TASK REQUIREMENTS
Copy each line of the material in which the word "name" appears.

-=-=-

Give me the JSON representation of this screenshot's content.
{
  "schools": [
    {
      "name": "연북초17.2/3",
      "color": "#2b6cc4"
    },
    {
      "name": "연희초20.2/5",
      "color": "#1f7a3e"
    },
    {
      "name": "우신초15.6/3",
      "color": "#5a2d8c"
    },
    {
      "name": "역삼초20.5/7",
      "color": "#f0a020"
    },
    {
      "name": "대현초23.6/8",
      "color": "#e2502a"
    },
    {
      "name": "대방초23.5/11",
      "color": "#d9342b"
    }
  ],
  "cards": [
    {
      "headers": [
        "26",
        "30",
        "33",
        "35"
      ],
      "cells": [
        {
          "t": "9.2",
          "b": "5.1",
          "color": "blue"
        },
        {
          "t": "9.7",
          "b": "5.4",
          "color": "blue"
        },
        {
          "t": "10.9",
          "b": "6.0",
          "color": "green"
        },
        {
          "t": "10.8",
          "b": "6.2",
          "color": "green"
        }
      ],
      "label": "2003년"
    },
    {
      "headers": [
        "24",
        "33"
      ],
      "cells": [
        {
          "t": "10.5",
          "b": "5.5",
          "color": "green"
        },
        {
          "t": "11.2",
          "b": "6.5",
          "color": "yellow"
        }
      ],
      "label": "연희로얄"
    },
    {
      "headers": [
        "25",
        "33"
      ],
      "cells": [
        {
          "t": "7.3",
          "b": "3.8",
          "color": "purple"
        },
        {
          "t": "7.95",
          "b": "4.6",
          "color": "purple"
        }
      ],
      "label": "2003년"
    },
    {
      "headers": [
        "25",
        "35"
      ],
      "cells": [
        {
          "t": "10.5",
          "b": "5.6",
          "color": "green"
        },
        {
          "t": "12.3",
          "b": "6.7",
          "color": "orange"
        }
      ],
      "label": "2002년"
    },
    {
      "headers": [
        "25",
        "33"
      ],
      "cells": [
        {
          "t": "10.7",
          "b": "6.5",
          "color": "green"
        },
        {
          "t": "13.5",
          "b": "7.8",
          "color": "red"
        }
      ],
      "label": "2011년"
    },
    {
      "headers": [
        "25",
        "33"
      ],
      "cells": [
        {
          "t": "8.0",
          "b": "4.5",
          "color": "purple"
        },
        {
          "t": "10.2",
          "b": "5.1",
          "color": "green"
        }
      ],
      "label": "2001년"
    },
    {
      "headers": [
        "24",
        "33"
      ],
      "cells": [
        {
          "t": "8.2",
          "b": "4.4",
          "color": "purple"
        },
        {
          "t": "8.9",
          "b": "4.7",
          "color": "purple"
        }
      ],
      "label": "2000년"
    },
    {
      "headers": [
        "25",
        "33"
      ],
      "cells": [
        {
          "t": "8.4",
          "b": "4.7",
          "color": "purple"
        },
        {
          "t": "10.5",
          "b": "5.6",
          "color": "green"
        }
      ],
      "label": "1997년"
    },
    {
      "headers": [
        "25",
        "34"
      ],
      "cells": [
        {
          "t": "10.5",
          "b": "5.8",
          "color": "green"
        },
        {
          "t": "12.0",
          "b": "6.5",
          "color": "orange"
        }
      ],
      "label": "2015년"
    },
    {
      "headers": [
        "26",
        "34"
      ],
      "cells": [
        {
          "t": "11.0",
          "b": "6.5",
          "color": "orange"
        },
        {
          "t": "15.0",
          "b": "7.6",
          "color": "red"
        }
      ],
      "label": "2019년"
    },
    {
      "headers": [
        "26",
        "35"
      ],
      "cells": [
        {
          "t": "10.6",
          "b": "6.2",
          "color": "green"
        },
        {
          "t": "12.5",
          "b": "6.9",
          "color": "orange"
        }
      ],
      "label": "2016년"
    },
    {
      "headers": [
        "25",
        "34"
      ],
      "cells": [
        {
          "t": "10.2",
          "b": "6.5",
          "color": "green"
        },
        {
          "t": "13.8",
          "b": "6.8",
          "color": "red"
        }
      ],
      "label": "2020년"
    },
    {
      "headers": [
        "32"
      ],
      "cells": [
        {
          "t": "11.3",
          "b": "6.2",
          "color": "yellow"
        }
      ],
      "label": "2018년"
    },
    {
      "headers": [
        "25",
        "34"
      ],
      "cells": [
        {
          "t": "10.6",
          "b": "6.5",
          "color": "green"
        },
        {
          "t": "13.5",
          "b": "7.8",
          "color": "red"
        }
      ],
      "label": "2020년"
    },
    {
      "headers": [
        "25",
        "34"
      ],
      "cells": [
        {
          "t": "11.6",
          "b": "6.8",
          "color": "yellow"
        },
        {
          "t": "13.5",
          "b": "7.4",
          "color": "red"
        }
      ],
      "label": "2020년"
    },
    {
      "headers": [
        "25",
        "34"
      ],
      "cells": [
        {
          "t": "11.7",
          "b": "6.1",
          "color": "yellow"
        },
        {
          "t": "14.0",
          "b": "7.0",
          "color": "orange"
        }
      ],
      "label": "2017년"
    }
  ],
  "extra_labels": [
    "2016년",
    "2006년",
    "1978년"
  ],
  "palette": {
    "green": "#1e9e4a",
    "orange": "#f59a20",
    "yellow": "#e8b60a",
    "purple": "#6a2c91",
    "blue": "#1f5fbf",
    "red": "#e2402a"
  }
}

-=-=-

TASK RESULT
      "name": "연북초17.2/3",
      "name": "연희초20.2/5",
      "name": "우신초15.6/3",
      "name": "역삼초20.5/7",
      "name": "대현초23.6/8",
      "name": "대방초23.5/11",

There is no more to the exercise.